By Matt Tomsic
Published April 17, 2012
Durham School Services employs the 165 drivers and monitors, and the private company took over the district’s bus operations last year.
“This is the start of a new beginning for all of us,” said Annette Hill, a driver for the district, in a news release. “Everyone is excited and glad that this victory belongs to us.”
With union representation, the bus drivers have filed two unfair labor practice charges with the National Labor Relations Board against Durham.
The first charge, filed on April 3, said Durham School Services was harassing employees because of their union activity. The second charge, filed Thursday, said the company coerced employees and interfered with their labor rights by posting police officers at the doors during a company meeting.
The NLRB will investigate the charges and issue a complaint if it finds the charges have merit.
Durham School Services wasn’t available for comment.
"Even though this transportation service has been outsourced and most all of the drivers are employed by Durham, the district wishes the drivers well in their decision," said district Superintendant Joe Pye in a statement.

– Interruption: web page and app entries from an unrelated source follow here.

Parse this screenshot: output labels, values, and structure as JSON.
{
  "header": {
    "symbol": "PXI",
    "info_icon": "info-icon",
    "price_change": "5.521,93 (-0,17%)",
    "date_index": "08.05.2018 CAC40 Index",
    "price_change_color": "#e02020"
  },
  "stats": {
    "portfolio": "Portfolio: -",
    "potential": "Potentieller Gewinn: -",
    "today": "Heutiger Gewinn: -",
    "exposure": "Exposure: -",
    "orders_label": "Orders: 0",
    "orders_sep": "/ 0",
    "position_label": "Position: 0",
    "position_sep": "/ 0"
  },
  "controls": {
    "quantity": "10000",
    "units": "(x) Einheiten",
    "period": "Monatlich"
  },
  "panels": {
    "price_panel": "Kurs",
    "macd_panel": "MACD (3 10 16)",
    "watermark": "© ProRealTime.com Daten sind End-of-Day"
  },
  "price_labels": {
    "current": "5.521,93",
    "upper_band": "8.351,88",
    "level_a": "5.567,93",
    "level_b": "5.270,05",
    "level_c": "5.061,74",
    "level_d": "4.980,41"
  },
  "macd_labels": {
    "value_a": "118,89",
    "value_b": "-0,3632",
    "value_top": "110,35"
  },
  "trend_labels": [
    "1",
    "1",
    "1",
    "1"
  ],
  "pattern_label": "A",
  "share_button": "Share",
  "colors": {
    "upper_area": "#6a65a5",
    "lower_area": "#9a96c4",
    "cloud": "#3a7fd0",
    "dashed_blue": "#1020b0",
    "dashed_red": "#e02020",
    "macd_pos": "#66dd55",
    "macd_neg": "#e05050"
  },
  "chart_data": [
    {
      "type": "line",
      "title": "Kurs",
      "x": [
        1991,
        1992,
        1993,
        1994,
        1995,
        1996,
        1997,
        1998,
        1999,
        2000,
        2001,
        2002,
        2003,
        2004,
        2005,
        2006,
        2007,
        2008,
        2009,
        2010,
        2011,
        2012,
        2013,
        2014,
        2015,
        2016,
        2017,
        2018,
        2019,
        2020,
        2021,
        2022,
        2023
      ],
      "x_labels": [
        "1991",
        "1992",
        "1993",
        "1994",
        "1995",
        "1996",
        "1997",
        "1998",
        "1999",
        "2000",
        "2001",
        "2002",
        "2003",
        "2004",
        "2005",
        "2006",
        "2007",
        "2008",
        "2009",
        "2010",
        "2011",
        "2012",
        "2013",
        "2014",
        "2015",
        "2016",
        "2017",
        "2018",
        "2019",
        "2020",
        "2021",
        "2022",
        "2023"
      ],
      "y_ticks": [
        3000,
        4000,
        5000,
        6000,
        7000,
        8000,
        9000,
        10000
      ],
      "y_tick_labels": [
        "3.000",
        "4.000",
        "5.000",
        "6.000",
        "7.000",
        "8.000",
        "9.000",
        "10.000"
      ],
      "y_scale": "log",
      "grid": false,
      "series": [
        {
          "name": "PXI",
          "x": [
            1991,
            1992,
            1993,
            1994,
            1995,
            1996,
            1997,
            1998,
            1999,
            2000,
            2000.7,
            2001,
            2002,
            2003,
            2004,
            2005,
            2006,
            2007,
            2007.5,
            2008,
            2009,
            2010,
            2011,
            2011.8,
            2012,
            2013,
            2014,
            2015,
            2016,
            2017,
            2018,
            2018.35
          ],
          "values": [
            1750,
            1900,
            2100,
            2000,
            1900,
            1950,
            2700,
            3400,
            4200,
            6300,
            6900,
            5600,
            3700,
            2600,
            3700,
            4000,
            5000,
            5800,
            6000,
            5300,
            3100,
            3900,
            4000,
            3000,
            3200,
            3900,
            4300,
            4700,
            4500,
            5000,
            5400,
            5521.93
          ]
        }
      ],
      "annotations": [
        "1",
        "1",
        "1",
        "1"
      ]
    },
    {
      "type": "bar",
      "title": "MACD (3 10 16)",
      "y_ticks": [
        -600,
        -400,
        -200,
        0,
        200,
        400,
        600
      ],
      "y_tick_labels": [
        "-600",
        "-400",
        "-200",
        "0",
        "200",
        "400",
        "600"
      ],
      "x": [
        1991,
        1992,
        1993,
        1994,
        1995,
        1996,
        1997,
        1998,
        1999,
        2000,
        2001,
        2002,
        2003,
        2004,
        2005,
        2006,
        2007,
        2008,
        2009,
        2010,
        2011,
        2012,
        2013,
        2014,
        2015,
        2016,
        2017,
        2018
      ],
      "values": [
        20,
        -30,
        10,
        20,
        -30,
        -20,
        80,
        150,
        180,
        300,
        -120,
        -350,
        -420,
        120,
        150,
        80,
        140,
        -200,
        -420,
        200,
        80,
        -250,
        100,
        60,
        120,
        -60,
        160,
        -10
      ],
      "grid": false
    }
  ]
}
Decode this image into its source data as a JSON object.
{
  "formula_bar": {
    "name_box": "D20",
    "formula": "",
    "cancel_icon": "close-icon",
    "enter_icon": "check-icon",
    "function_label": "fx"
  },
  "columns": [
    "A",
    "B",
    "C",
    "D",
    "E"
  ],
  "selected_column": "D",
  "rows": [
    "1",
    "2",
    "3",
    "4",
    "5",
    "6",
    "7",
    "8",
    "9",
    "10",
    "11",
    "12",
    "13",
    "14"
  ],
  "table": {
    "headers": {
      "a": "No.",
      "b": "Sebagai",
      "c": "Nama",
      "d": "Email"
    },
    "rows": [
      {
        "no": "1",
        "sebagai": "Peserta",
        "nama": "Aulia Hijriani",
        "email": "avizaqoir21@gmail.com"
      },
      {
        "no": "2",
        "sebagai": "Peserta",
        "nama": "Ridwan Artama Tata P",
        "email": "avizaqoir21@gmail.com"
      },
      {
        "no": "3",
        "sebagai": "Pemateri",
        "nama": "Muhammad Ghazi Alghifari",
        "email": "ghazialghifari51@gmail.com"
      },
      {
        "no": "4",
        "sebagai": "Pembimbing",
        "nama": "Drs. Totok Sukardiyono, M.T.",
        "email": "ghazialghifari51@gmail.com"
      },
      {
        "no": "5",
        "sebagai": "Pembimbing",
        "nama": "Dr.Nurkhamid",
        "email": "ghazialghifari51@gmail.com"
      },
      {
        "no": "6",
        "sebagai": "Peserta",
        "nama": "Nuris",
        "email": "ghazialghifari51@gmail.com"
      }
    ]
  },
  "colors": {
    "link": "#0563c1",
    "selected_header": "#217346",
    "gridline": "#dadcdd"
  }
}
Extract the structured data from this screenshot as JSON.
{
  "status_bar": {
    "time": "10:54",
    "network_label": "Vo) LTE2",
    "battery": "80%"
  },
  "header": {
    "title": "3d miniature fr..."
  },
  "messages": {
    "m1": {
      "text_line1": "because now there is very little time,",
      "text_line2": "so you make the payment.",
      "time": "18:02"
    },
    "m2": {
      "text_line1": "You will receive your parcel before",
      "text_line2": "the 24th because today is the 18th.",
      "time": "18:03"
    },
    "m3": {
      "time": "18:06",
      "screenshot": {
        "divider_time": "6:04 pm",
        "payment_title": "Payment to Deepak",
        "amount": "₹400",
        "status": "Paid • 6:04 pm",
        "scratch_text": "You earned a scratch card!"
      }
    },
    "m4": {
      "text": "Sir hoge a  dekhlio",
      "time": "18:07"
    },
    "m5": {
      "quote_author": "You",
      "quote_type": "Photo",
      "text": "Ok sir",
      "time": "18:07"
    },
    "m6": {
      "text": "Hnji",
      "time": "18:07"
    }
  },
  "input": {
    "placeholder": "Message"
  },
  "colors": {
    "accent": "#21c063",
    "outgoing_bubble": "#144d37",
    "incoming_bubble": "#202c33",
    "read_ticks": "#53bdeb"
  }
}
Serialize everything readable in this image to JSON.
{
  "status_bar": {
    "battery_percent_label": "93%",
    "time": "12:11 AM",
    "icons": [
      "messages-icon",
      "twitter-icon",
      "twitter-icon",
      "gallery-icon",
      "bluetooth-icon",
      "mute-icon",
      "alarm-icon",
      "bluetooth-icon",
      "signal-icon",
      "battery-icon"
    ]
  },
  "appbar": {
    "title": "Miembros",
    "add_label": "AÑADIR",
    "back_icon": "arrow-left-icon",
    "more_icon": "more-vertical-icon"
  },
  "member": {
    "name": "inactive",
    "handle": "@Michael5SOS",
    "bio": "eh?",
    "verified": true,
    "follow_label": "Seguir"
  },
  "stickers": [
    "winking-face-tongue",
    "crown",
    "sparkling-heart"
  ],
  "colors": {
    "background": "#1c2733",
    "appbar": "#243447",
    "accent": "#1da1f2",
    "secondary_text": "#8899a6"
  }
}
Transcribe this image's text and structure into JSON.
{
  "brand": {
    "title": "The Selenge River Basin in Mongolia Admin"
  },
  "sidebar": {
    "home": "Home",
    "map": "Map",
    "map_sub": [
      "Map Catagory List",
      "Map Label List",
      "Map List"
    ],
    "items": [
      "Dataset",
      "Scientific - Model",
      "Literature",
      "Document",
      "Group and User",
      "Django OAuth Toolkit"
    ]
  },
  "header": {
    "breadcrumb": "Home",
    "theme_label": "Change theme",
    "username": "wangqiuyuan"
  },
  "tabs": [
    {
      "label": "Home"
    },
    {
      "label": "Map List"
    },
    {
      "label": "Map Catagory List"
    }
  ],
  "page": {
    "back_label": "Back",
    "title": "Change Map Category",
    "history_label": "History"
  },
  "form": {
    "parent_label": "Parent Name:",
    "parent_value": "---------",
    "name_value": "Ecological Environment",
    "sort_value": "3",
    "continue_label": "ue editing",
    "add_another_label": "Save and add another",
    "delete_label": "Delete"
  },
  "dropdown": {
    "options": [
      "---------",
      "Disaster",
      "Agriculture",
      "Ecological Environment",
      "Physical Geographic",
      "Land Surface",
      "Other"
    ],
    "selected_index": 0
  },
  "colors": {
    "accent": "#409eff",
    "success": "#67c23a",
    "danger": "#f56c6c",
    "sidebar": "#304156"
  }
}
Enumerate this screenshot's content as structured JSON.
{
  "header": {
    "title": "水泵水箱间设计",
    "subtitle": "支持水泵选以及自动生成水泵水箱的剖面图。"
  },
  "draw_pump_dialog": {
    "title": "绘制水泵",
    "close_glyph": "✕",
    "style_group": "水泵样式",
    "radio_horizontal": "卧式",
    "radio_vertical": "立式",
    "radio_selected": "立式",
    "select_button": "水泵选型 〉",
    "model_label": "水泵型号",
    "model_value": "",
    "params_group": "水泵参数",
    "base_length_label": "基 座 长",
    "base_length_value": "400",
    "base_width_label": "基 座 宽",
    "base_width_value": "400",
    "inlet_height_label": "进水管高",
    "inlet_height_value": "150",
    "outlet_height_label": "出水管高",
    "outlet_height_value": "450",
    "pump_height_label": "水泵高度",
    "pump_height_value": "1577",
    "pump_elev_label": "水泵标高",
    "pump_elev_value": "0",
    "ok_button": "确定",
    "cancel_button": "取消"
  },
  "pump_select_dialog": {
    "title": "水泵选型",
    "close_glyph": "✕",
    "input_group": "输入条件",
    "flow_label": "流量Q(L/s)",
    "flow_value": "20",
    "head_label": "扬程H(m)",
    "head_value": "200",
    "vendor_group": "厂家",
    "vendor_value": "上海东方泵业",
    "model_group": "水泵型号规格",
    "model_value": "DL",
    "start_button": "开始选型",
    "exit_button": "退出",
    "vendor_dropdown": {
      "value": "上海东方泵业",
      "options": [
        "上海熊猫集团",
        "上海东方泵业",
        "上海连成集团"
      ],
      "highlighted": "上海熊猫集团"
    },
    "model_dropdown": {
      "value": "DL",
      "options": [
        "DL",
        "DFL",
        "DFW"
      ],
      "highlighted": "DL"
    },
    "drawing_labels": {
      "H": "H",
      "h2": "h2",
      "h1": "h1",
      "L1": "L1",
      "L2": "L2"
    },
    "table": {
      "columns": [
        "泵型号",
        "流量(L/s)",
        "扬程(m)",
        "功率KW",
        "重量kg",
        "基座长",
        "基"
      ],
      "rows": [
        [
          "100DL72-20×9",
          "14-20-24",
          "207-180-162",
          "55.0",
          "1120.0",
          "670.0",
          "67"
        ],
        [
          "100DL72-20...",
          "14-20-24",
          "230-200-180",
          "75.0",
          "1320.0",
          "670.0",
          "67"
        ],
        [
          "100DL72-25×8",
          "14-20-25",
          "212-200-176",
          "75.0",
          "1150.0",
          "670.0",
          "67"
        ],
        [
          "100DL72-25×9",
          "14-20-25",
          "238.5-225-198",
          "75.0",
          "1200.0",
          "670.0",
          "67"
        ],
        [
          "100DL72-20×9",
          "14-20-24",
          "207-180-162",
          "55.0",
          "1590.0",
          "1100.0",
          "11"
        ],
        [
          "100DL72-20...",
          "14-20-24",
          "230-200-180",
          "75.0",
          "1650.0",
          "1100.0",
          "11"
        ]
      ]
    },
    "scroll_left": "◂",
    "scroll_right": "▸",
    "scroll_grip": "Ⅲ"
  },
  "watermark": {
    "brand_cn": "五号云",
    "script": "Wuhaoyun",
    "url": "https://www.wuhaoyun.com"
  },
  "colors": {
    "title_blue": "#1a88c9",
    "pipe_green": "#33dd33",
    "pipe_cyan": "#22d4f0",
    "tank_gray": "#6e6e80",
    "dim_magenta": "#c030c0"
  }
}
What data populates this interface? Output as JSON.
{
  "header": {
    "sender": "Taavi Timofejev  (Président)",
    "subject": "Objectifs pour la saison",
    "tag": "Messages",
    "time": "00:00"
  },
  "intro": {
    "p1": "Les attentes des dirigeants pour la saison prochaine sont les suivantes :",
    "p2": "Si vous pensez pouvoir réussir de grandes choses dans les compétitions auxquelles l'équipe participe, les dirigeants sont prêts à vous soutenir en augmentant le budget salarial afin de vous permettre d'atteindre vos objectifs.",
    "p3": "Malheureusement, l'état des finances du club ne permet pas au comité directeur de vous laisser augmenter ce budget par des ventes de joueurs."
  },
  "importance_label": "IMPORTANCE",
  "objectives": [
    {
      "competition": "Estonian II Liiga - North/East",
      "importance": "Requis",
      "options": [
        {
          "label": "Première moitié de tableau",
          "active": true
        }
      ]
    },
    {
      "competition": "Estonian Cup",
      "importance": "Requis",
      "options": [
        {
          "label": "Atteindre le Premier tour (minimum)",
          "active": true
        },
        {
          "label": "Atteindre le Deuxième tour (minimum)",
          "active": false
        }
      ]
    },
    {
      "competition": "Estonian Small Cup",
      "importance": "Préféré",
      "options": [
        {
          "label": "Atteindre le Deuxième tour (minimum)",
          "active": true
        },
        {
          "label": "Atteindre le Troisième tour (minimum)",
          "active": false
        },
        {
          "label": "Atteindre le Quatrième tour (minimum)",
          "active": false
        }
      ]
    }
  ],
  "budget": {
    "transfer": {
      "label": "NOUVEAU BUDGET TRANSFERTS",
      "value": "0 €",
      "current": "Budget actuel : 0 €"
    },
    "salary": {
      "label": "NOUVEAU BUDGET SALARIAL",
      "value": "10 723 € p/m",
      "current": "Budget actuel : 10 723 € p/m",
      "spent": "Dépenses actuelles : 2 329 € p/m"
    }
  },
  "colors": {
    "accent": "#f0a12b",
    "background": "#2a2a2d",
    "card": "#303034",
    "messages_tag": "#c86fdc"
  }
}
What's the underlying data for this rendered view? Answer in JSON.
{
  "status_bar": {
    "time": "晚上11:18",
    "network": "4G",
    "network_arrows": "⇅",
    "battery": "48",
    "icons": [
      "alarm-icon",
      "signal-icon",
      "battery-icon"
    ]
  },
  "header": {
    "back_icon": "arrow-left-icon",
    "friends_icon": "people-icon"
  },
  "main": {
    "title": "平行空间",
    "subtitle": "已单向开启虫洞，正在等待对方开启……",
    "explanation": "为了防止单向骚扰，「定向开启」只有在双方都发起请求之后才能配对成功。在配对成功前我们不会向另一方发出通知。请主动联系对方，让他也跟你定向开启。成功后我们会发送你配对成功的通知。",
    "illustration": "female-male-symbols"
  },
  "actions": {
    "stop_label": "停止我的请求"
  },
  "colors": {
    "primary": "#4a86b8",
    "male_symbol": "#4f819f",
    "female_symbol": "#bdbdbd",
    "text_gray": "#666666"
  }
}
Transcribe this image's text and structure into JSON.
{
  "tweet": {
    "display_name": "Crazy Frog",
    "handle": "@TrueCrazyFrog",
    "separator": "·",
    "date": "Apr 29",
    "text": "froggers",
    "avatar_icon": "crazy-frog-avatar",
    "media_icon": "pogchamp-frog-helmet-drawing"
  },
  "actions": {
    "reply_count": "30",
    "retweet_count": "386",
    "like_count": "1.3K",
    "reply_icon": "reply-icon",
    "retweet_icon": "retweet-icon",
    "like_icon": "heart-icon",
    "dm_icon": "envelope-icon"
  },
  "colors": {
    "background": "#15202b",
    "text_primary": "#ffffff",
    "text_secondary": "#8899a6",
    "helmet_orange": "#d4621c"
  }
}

The vote to unionize is part of a national campaign to organize private school bus and transit workers across the country, according to a news release from the Teamsters union. The push, called Drive Up Standards, began in 2006, and more than 34,000 drivers, monitors, aides, attendants and mechanics have joined the Teamsters union.